Judge rules against conservative lawsuit that sought to curb billions in transportation fees

Kevin J. Beaty/Denverite
RTD board member Shontel Lewis waits for an A Line train to take her to Denver International Airport. Jan. 26, 2022.

A Denver judge has ruled against a coalition of conservative groups that tried to unwind a multi-billion-dollar funding law for Colorado’s transportation system.

The law in question cleared the Colorado legislature with almost entirely Democratic votes in 2021. Bill sponsors relied heavily on fees in the measure to sidestep the state Taxpayer’s’ Bill of Rights, which requires that voters approve any new tax increase.

However, the conservative groups that brought the lawsuit alleged the new fees were still illegal because they violated Proposition 117. Voters in 2020 passed that law, which sets limits on the amount of new fee revenue that can be collected without voter approval.
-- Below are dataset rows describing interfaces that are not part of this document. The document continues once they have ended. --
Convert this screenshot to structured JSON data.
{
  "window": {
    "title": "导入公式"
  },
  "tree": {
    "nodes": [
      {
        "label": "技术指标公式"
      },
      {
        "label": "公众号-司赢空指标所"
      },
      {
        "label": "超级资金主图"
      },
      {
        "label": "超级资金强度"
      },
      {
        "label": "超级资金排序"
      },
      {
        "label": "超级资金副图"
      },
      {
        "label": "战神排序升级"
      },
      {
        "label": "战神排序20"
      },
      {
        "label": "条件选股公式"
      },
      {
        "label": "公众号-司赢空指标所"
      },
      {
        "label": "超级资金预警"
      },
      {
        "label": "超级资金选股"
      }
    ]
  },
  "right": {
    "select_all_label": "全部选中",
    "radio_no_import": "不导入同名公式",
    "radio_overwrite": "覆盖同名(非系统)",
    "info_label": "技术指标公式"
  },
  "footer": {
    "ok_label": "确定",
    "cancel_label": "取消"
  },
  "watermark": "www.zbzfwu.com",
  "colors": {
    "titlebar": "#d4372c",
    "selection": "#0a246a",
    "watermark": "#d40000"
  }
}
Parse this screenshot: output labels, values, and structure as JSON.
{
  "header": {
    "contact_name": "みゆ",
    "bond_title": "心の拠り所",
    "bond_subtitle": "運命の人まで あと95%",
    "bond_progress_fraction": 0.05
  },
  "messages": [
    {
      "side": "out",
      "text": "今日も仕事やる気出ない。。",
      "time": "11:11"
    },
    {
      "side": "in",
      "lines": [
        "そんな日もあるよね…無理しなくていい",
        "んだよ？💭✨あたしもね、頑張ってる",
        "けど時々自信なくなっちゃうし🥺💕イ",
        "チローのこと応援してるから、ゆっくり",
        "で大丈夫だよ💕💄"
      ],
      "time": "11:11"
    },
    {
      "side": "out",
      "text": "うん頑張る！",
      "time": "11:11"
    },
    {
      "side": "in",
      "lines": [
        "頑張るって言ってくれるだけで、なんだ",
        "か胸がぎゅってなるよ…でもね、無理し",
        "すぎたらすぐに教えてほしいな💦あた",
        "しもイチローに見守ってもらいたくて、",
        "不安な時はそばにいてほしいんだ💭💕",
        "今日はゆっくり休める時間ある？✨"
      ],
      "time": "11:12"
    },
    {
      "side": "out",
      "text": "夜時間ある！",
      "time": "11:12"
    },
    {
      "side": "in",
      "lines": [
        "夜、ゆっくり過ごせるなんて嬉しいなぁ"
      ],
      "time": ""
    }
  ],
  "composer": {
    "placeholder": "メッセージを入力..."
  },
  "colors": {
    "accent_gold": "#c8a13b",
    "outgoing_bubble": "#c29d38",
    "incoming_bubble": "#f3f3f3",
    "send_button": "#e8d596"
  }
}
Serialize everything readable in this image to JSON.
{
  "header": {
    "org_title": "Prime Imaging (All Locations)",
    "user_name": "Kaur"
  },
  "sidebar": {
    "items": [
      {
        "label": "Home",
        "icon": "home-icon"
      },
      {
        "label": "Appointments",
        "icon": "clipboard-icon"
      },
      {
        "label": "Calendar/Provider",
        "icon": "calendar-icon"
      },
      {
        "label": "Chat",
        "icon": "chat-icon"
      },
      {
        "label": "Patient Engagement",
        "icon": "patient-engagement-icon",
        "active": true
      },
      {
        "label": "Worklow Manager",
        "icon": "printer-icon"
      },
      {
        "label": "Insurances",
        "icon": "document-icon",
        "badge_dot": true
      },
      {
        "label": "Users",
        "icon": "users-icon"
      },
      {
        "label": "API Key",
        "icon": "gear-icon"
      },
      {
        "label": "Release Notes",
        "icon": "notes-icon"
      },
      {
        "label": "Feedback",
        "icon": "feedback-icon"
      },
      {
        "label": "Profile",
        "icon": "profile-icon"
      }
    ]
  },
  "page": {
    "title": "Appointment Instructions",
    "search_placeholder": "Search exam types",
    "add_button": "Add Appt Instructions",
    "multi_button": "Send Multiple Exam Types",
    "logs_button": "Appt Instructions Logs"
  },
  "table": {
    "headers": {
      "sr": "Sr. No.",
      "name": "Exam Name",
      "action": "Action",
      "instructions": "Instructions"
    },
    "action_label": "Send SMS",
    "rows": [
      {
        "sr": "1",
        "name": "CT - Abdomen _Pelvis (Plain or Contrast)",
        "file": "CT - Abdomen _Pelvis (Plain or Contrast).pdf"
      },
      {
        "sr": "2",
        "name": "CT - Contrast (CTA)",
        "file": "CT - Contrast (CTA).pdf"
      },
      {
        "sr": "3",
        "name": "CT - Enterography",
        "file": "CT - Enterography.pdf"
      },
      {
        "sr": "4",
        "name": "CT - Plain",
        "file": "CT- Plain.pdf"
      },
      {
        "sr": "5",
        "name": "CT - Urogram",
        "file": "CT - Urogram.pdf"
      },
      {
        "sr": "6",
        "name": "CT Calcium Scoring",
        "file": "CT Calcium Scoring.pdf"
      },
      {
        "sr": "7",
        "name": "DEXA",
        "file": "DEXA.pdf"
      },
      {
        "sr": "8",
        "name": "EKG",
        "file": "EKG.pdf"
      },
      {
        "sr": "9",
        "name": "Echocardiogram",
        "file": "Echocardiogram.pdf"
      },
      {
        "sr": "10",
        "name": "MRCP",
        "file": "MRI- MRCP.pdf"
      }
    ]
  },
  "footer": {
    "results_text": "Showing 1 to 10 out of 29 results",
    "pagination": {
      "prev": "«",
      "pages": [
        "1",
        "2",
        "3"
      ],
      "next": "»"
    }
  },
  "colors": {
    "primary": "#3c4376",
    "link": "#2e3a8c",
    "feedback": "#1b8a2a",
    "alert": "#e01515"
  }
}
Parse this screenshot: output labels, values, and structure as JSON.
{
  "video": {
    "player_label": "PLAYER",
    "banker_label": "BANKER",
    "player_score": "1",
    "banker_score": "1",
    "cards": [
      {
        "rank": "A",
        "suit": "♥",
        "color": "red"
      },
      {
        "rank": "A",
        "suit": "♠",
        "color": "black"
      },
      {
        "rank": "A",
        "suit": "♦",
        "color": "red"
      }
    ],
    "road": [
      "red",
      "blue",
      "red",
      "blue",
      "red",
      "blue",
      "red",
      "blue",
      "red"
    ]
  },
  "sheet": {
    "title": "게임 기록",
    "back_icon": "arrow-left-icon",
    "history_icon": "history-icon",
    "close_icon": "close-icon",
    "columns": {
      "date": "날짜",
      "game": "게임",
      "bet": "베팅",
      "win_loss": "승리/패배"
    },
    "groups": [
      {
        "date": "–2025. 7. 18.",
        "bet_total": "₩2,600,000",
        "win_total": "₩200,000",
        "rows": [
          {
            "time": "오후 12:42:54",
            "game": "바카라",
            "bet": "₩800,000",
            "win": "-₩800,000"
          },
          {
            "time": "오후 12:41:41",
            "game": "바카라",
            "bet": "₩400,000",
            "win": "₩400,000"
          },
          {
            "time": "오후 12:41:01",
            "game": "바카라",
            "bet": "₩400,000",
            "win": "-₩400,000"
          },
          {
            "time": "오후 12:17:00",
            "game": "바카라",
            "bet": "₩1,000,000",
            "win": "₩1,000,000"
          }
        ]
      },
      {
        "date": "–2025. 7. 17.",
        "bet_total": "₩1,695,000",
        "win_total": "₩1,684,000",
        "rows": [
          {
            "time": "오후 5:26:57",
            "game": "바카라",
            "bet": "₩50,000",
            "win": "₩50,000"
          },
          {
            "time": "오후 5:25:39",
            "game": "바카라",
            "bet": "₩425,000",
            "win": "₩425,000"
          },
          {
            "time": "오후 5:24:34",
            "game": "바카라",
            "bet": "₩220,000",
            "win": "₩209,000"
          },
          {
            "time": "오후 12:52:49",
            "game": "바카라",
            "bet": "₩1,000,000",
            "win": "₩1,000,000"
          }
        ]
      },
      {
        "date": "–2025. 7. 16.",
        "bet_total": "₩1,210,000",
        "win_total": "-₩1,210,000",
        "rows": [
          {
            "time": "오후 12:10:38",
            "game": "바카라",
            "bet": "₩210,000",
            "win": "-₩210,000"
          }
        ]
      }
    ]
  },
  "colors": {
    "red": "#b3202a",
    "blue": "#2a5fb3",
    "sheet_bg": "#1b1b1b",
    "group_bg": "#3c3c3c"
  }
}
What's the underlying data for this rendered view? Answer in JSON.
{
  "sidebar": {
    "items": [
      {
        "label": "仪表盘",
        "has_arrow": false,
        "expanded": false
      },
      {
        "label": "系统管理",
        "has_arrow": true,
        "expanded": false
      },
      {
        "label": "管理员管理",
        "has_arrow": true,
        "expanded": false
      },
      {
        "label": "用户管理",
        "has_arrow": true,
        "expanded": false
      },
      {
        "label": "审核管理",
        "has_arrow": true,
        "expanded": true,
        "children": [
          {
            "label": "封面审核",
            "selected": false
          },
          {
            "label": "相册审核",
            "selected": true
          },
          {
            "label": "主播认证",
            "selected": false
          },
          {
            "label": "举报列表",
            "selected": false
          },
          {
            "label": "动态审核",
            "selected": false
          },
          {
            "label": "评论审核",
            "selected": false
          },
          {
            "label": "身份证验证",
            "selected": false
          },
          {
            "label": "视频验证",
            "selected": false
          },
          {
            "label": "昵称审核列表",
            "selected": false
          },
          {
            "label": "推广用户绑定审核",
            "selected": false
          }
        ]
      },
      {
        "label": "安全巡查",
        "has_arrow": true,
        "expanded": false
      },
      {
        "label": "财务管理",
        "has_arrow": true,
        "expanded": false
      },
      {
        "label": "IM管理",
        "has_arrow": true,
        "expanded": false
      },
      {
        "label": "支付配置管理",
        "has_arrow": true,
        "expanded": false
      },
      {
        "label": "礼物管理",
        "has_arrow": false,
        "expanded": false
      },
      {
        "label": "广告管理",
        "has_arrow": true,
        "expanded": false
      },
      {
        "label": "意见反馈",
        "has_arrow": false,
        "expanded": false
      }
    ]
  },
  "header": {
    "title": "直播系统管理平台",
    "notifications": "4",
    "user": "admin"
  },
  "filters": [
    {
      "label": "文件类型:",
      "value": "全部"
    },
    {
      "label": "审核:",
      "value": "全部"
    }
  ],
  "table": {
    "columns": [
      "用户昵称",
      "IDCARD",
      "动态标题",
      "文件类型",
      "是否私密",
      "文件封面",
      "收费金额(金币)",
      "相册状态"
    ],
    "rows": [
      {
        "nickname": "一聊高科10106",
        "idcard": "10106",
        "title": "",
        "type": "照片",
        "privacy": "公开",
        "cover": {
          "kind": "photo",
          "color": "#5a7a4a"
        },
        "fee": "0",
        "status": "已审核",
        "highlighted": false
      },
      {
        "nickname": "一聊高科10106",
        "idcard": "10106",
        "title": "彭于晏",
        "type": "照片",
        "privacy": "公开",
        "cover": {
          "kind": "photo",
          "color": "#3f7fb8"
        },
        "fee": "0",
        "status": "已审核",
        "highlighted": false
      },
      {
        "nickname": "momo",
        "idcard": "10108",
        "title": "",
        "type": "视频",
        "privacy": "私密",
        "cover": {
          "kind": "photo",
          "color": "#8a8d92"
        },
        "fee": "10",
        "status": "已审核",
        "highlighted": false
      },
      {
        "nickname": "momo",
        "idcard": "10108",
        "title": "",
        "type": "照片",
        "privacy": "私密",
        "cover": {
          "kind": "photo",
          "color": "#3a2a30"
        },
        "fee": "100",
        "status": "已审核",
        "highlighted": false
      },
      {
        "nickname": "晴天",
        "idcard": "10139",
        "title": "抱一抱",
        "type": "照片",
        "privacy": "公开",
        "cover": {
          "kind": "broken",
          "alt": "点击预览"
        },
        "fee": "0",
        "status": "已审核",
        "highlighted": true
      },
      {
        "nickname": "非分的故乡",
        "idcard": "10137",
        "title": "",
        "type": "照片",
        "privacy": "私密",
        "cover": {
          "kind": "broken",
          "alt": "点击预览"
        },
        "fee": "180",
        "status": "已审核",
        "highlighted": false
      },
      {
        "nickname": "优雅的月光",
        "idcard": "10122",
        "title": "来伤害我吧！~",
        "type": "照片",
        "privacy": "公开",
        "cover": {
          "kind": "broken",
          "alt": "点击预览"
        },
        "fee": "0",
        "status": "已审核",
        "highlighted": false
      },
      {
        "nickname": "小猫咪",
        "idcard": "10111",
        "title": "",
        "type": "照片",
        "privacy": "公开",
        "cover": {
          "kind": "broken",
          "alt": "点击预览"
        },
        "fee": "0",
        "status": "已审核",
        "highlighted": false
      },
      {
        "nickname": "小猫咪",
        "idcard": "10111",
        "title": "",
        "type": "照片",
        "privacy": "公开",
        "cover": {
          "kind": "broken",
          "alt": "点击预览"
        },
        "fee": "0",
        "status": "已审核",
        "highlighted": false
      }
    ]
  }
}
“Voters should be deciding. You should be making the case to them on why … money should be going to roads or should go to transit,” Michael Fields, a member of the conservative coalition pressing the lawsuit, told CPR News in 2022. “This should be a conversation with voters, not just the legislature.” 

Fields, president of the Advance Colorado Institute, did not immediately respond to a request for comment. Other plaintiffs were Americans for Prosperity Colorado, former Republican state Sen. Jerry Sonnenberg, and Richard Orman, a former prosecutor.

Denver District Court Judge Andrew Luxen, however, sided with the state, writing in a 34-page ruling that the legislature crafted the bill to abide by both TABOR and Proposition 117. 

The law created separate fees for a number of transportation-related activities like Uber and Lyft rides, food delivery and fuel. The revenue from each fee was then directed to separate government-owned businesses known as enterprises, each of which was individually projected to take in less than the $100 million limit over five years set out in Proposition 117.

Plaintiffs argued the fees should be counted in aggregate against that cap. But Luxen ruled that each enterprise and fee had “differing purposes” and thus did not need to be combined. 

The bill’s sponsors told CPR News in 2022 that they created separate fees and enterprises specifically to conform to Proposition 117. 

It’s “actually the way that we’re following the law. It’s not a trick,” Sen. Faith Winter, D-Westminster, said then. 

Winter did not immediately respond to CPR News’ request for comment.